- Problem
Below are records. Copy every line with "Restaurant" in it.
Data for the task Start Marker
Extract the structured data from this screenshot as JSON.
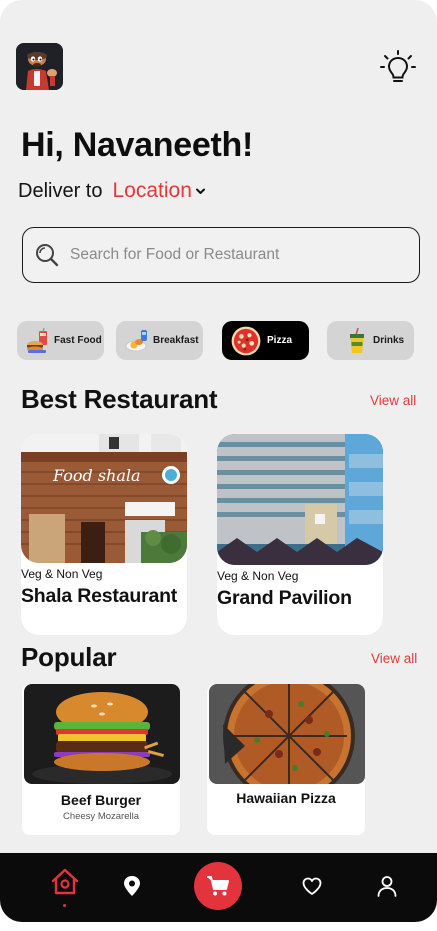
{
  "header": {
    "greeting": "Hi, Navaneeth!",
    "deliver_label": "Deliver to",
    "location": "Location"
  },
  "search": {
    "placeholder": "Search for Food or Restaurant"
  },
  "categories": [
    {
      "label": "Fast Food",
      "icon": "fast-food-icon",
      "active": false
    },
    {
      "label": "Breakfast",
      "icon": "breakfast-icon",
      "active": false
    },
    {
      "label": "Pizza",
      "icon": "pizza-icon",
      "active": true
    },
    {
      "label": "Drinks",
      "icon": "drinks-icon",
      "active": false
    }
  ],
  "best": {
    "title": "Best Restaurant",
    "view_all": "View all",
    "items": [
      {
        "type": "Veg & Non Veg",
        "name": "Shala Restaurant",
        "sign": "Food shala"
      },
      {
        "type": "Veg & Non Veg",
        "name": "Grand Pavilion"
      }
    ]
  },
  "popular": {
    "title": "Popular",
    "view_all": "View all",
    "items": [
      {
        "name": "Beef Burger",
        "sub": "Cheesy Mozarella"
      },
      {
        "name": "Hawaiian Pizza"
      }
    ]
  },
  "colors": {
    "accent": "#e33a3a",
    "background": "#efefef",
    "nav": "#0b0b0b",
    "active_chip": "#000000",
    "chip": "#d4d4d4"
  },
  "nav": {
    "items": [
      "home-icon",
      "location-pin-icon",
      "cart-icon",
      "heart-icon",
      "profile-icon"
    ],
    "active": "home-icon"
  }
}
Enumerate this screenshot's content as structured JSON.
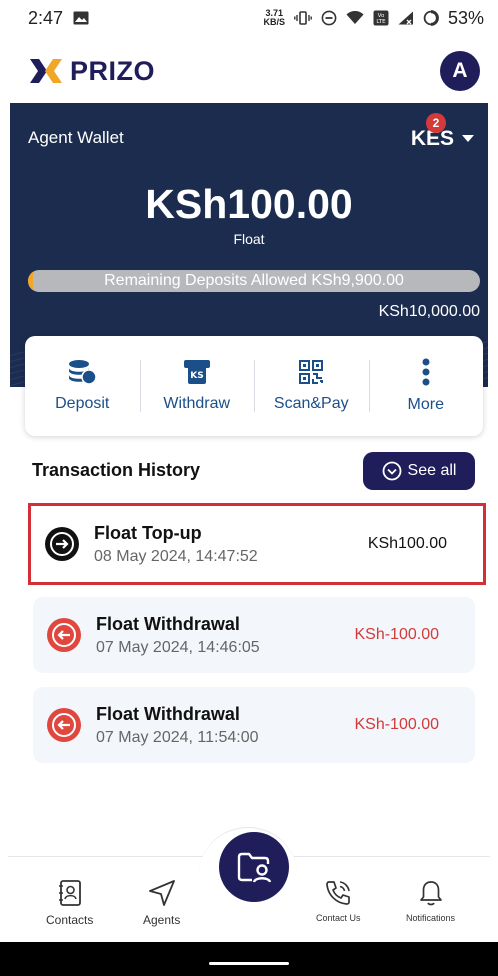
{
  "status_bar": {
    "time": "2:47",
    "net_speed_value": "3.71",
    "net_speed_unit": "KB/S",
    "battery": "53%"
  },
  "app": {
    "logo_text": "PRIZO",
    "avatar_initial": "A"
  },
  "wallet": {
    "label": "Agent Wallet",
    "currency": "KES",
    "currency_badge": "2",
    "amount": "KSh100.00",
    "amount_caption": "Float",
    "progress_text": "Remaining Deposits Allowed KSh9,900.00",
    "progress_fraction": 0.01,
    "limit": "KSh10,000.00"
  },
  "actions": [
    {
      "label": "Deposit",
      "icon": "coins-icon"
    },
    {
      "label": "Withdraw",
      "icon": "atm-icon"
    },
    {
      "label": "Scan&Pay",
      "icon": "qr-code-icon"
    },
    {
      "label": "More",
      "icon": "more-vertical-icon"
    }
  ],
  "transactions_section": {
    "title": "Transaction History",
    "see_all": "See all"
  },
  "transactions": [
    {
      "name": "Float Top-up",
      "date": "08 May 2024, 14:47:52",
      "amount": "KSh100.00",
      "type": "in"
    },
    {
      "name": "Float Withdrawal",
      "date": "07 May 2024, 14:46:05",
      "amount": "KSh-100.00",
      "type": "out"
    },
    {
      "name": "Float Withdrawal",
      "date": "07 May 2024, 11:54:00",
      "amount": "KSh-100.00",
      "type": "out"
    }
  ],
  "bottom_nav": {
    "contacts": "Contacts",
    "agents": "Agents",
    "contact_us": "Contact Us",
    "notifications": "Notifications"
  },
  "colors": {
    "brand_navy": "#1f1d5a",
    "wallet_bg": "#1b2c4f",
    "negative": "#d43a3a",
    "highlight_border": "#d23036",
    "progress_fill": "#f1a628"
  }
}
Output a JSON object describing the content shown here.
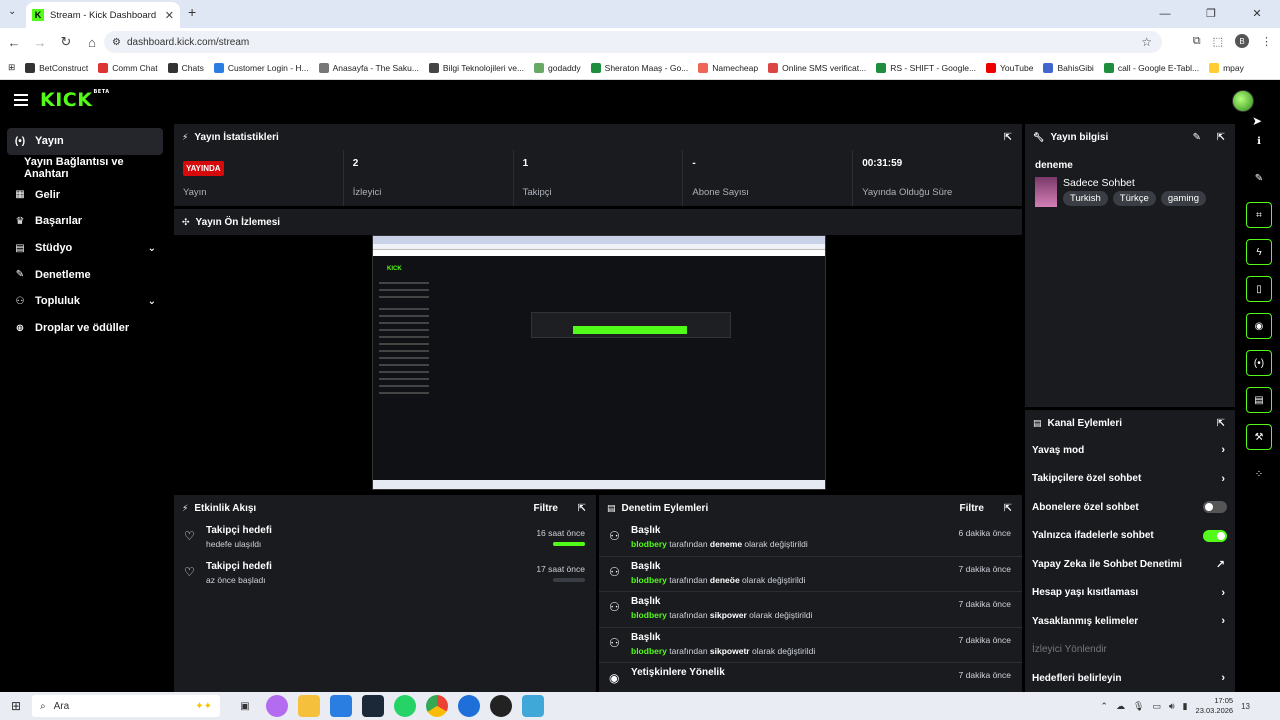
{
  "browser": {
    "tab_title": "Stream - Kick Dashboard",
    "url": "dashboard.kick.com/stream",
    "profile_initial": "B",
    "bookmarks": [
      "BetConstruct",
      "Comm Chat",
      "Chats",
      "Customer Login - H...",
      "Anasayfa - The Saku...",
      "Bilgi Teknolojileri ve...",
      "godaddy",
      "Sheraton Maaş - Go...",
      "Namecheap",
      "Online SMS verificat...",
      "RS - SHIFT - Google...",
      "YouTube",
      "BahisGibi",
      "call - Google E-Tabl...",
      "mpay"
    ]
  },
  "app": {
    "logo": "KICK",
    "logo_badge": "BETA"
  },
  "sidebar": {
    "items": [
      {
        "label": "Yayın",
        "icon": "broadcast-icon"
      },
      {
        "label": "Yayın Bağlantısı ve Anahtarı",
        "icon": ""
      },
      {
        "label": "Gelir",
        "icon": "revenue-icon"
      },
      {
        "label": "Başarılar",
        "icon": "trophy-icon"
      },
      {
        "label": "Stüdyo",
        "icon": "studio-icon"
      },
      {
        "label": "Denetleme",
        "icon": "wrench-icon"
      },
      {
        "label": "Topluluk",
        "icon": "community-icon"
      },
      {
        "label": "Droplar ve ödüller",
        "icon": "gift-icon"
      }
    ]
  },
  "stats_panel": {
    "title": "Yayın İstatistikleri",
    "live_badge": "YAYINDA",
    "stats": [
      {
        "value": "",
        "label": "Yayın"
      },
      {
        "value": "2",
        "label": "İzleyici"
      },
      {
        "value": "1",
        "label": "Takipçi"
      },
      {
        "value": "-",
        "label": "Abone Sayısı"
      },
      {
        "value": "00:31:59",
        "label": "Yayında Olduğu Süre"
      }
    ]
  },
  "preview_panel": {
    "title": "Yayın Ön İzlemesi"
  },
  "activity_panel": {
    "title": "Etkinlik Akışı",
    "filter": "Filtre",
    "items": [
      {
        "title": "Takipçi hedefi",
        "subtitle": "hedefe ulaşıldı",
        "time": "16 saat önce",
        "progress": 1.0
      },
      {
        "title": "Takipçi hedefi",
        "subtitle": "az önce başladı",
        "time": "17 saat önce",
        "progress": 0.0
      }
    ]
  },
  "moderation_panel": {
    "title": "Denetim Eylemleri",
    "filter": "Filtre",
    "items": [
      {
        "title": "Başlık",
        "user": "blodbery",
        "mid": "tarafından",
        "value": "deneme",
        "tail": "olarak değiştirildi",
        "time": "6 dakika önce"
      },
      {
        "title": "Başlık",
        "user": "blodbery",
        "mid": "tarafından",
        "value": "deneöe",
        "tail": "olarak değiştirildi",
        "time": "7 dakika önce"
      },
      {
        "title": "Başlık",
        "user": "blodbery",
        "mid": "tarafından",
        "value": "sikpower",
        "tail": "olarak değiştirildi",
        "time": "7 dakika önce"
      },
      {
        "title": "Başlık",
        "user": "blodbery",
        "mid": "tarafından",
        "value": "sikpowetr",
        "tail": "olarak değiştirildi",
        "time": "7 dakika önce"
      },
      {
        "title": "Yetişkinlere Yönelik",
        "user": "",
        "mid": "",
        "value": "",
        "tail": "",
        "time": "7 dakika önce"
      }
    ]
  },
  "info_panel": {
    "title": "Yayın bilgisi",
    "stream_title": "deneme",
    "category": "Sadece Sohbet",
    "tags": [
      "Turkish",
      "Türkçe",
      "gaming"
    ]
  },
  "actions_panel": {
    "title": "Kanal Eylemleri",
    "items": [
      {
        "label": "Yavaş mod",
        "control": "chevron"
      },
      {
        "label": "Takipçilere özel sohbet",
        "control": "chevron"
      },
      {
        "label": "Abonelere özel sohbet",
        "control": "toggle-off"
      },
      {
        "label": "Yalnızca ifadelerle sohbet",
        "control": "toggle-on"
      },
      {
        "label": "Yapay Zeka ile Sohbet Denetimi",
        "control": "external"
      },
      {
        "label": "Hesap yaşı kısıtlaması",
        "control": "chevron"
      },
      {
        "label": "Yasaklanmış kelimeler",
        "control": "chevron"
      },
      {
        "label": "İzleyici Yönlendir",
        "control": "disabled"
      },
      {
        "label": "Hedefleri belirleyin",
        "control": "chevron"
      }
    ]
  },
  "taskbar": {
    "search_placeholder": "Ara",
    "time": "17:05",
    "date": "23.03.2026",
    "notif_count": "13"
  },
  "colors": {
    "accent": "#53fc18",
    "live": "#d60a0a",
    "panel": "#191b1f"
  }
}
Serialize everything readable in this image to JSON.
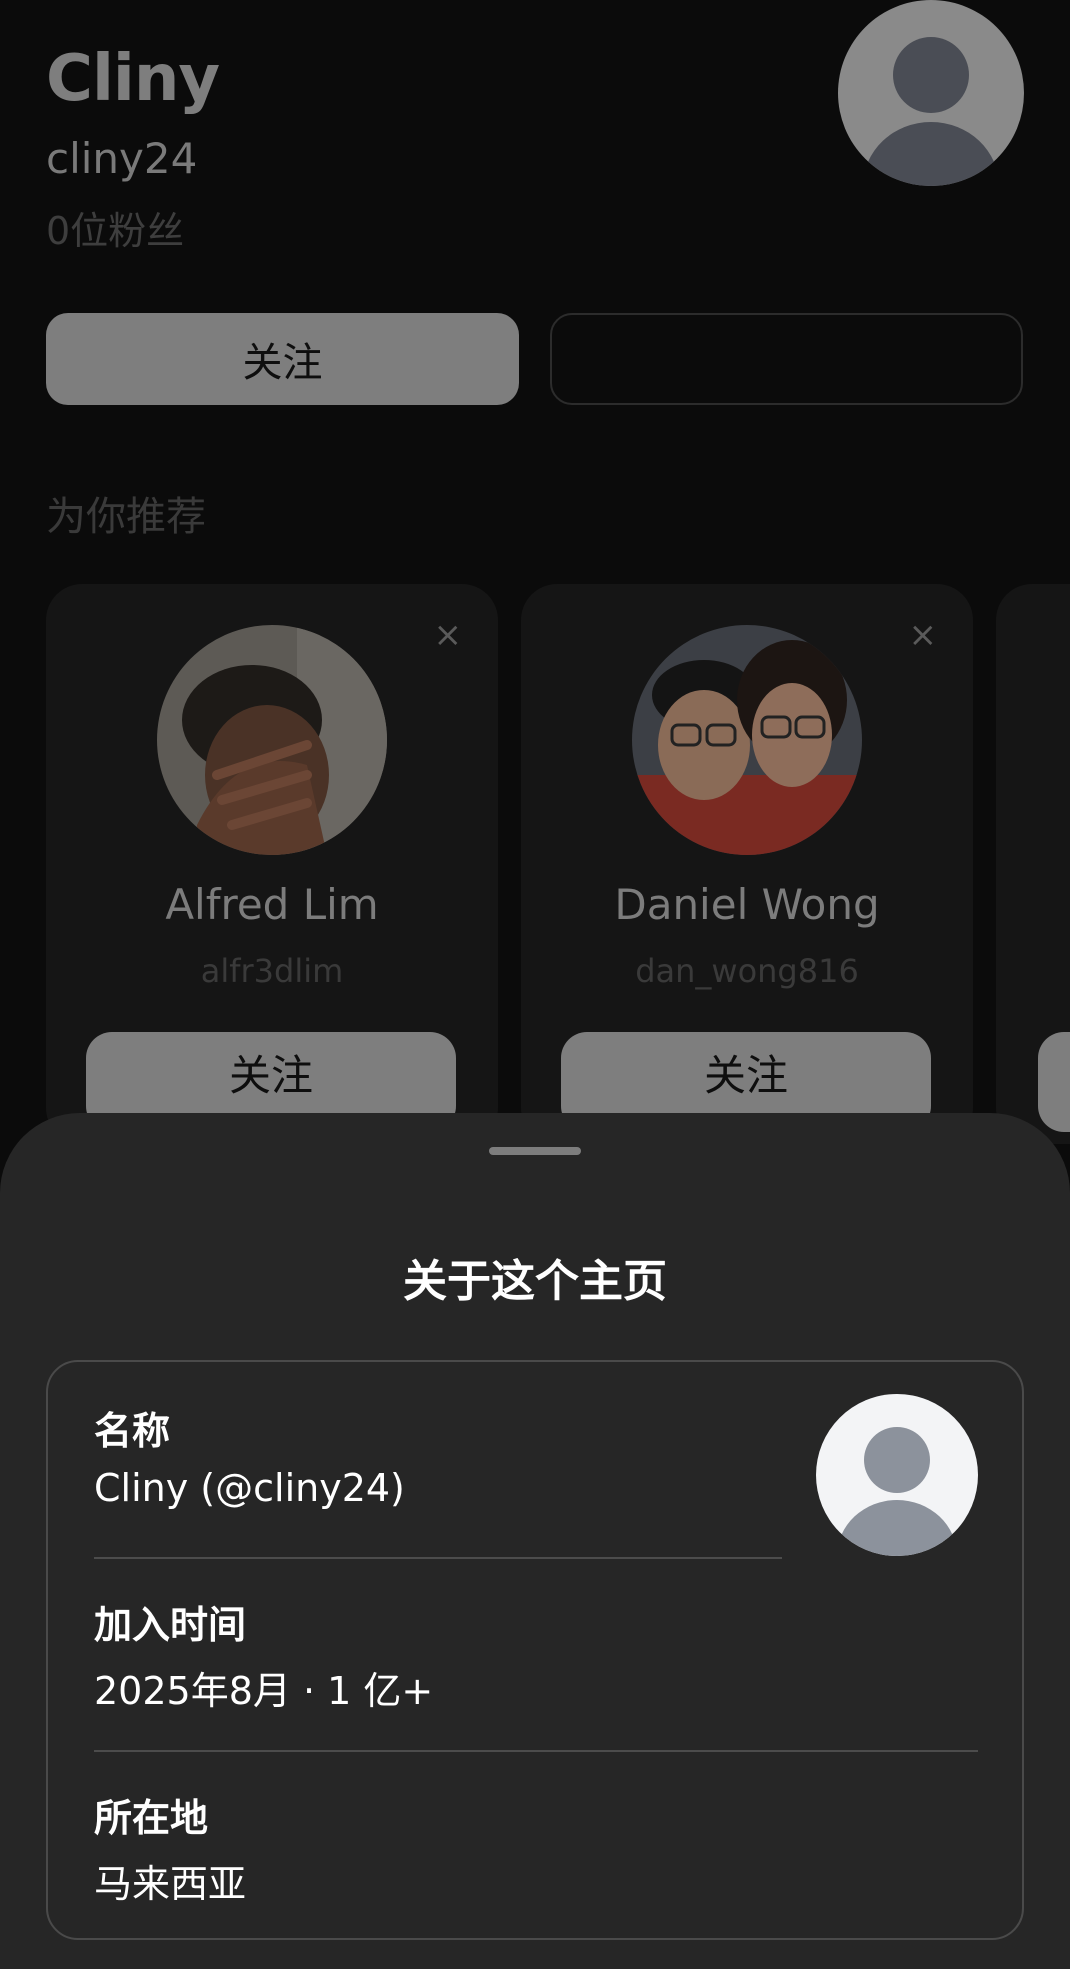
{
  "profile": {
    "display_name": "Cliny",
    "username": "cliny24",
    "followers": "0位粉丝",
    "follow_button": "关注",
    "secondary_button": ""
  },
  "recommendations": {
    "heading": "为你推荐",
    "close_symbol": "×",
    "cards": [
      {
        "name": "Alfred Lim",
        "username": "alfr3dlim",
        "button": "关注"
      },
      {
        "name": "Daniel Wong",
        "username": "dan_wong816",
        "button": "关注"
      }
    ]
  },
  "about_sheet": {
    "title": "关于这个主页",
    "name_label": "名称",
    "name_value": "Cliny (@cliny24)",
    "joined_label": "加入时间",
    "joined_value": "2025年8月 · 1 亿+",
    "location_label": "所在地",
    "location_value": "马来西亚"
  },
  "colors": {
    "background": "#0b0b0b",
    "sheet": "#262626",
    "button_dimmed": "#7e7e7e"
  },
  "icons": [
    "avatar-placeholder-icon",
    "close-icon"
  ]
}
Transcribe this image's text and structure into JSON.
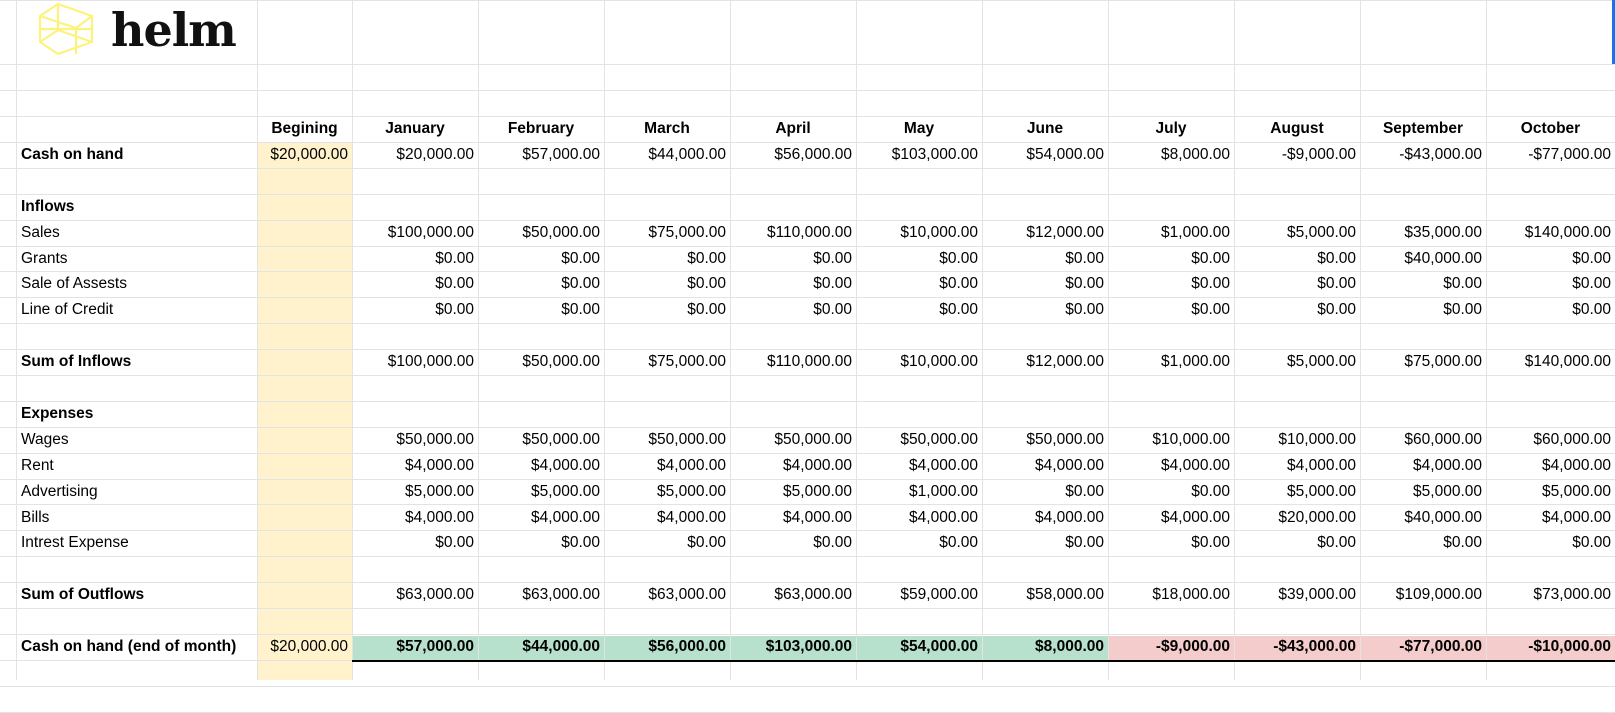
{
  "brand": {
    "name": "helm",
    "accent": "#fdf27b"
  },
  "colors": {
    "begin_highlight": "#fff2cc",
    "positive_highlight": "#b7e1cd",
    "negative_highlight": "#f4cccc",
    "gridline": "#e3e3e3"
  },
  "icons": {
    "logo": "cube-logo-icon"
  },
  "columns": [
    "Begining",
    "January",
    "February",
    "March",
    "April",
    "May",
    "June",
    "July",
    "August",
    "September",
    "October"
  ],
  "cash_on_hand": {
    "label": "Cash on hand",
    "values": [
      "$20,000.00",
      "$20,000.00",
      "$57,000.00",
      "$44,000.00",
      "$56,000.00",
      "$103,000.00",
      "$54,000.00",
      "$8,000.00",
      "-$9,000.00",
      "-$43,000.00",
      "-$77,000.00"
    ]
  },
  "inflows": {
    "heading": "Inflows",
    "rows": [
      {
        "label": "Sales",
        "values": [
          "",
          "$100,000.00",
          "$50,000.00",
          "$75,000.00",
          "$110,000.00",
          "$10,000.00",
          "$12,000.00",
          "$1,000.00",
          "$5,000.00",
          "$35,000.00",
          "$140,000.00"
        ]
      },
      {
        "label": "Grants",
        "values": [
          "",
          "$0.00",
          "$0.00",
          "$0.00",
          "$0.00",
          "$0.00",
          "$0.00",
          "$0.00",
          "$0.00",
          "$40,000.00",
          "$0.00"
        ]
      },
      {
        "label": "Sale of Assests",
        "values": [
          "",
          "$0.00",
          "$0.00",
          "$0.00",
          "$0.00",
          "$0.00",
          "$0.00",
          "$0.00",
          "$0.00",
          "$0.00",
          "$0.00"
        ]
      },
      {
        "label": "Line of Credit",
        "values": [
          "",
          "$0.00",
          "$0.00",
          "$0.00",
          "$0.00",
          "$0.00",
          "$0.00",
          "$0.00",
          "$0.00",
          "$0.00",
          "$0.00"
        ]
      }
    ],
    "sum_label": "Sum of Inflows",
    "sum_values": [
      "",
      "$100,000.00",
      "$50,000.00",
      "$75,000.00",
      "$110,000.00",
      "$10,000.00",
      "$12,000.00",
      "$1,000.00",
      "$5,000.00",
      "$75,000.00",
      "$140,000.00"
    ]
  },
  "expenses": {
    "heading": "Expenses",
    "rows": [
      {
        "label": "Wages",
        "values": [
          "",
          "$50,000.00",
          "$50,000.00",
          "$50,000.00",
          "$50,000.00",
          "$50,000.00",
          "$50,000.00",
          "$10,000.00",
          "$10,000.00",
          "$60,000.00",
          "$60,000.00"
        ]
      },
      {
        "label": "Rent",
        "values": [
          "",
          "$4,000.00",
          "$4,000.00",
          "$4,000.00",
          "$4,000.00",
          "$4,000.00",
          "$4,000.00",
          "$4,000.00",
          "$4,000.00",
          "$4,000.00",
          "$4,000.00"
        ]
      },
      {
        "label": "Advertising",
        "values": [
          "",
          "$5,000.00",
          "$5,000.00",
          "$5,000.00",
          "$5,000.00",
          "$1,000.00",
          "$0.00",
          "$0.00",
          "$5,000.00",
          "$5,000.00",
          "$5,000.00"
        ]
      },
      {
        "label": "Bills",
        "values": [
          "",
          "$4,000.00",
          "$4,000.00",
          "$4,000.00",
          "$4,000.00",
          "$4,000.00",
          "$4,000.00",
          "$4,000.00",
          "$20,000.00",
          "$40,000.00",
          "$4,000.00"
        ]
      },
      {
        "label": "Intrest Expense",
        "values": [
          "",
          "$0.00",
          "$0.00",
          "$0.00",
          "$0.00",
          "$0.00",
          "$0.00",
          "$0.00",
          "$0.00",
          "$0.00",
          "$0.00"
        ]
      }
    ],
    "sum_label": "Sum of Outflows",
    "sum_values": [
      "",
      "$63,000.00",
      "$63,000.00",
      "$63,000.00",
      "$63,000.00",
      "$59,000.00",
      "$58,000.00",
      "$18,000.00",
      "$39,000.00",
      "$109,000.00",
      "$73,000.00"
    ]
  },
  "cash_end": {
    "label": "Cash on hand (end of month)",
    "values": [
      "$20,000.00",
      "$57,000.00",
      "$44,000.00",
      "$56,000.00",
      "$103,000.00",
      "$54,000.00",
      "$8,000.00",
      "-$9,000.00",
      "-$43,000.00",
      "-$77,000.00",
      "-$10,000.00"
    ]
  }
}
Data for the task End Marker
- Result of this exercise
    "placeholder": "Search for Food or Restaurant"
    "title": "Best Restaurant",
        "name": "Shala Restaurant",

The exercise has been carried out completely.